- _What is required_: In the entries below, every line with the string "this" is to be reported.

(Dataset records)
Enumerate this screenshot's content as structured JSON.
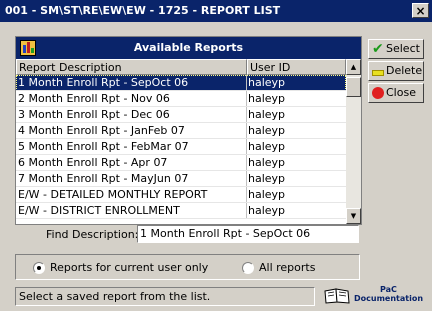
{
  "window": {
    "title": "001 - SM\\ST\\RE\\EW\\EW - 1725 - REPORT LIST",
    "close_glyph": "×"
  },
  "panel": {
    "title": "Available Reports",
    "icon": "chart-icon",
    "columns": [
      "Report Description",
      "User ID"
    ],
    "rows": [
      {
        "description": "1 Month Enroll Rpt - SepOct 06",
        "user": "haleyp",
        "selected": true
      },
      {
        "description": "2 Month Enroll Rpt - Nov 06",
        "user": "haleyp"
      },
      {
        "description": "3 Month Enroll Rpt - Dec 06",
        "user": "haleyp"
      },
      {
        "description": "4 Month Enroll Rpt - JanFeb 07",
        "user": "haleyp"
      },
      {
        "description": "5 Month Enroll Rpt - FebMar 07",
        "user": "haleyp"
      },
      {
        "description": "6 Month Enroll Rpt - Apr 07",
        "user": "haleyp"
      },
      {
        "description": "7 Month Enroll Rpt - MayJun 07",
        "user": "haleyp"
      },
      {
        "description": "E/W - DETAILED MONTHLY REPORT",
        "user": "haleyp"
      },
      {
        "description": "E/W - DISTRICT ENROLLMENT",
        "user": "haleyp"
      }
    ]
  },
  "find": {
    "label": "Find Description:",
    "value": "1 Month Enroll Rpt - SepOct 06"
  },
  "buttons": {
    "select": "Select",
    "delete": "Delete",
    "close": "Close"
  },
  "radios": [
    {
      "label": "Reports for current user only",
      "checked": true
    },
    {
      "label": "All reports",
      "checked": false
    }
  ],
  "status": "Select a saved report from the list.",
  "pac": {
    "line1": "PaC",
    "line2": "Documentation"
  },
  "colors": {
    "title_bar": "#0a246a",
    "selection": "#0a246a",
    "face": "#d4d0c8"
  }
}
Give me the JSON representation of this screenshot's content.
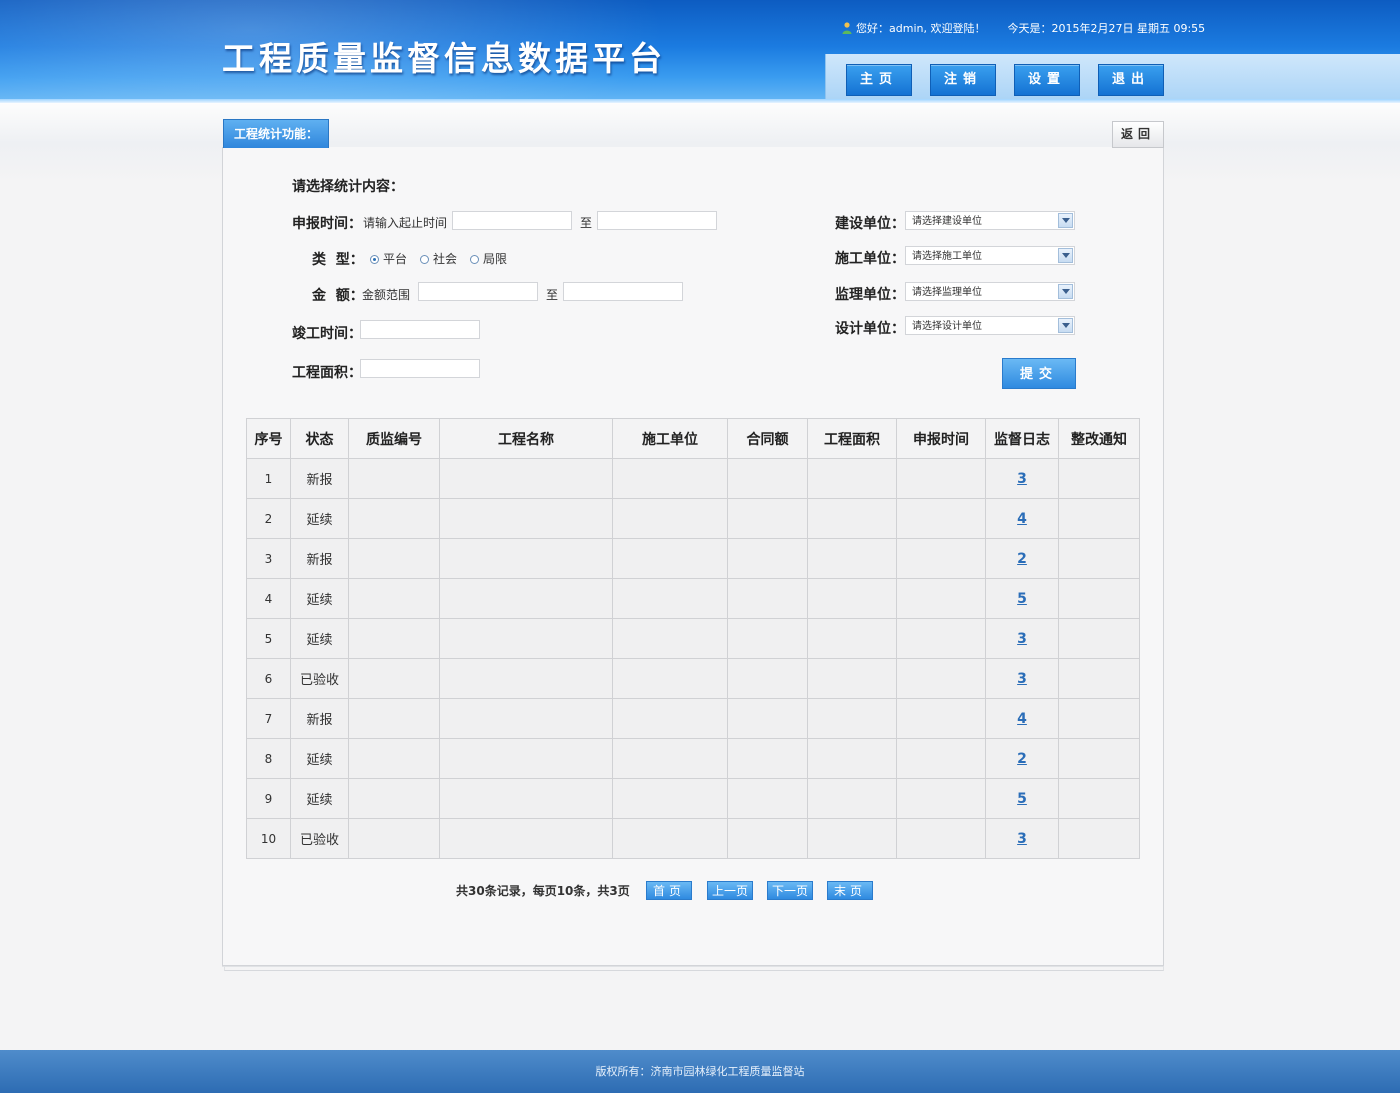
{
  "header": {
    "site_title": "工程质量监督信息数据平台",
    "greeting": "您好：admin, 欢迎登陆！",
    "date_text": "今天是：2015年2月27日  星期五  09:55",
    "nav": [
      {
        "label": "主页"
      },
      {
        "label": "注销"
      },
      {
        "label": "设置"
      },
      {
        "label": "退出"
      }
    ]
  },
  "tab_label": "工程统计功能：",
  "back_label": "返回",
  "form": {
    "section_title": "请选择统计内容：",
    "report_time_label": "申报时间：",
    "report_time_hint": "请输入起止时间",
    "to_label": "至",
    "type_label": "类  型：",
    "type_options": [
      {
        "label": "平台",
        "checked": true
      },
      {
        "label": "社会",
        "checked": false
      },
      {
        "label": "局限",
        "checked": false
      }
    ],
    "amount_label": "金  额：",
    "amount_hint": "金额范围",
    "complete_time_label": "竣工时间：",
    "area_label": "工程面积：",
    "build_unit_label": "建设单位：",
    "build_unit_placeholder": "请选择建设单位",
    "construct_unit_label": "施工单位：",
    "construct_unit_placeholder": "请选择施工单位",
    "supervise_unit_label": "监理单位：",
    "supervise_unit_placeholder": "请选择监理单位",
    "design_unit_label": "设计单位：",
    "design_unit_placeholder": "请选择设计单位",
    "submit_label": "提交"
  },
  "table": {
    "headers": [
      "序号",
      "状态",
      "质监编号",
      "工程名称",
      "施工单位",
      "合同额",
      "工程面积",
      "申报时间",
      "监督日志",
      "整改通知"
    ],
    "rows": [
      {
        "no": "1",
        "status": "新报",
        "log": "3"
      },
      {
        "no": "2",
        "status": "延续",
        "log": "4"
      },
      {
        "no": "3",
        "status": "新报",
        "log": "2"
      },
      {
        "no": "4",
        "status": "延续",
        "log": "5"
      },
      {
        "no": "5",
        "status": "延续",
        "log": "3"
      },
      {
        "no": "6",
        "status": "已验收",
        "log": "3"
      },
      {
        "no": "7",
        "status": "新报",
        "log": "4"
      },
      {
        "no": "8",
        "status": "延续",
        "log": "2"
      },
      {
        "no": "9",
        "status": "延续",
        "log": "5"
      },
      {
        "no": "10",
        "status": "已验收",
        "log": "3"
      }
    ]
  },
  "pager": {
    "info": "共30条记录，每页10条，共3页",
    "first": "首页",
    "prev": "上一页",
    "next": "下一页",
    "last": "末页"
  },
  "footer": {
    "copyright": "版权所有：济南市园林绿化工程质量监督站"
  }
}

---

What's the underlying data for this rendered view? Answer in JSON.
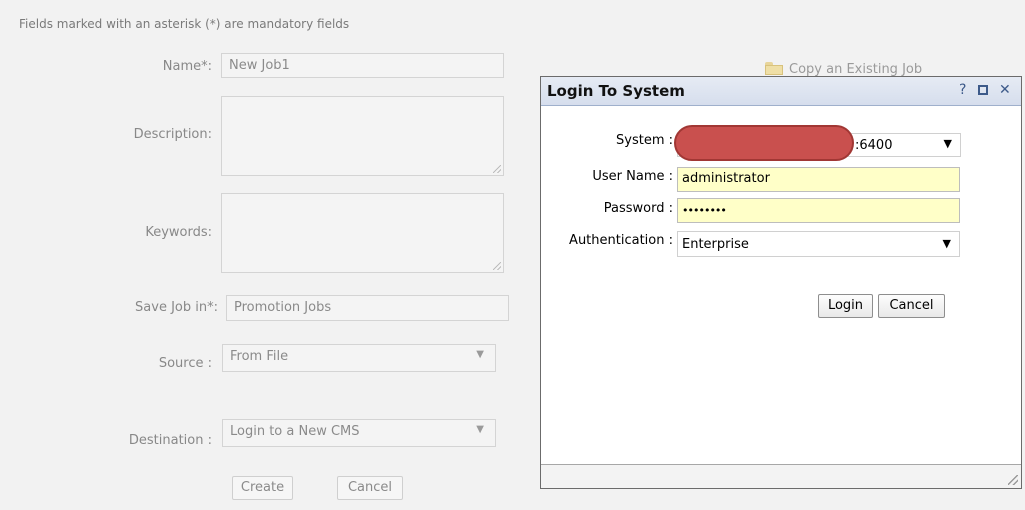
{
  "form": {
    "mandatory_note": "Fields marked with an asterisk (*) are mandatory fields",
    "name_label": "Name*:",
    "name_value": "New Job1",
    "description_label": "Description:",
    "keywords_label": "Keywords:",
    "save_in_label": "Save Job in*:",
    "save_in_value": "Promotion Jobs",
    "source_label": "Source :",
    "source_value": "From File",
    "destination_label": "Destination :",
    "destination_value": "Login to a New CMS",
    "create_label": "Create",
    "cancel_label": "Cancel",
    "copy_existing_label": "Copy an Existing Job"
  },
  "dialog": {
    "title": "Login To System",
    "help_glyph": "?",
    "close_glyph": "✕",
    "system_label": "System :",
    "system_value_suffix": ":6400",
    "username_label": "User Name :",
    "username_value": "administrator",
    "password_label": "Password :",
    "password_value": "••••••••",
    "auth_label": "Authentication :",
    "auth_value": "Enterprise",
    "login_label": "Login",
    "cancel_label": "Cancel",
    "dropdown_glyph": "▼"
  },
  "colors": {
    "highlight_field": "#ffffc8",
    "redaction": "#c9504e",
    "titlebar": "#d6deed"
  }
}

- _Task output_:
Enumerate this screenshot's content as structured JSON.
Give me the JSON representation of this screenshot's content.
What's the underlying data for this rendered view? Answer in JSON.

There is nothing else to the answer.